Saved data entries
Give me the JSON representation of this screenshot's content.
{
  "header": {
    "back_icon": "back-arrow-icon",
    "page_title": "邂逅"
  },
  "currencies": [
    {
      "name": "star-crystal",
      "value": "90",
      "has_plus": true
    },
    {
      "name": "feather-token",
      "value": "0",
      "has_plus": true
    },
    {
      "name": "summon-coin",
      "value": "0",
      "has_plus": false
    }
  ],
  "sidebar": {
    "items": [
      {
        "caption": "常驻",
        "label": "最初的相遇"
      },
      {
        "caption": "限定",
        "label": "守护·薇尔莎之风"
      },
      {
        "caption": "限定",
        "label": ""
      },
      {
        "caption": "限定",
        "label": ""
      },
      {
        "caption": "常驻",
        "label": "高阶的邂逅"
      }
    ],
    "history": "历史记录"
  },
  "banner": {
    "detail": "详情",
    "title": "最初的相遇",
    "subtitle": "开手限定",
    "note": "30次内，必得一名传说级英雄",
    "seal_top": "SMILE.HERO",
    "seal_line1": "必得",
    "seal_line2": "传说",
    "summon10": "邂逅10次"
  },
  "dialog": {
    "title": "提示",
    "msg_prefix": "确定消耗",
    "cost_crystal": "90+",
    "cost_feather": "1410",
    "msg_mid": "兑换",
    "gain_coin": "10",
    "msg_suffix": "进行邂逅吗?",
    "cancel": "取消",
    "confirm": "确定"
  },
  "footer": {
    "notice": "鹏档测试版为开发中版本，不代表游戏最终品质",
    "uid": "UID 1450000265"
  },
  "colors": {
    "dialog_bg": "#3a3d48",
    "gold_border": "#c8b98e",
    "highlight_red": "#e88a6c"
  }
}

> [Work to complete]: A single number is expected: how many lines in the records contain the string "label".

> [Exercise result]: 5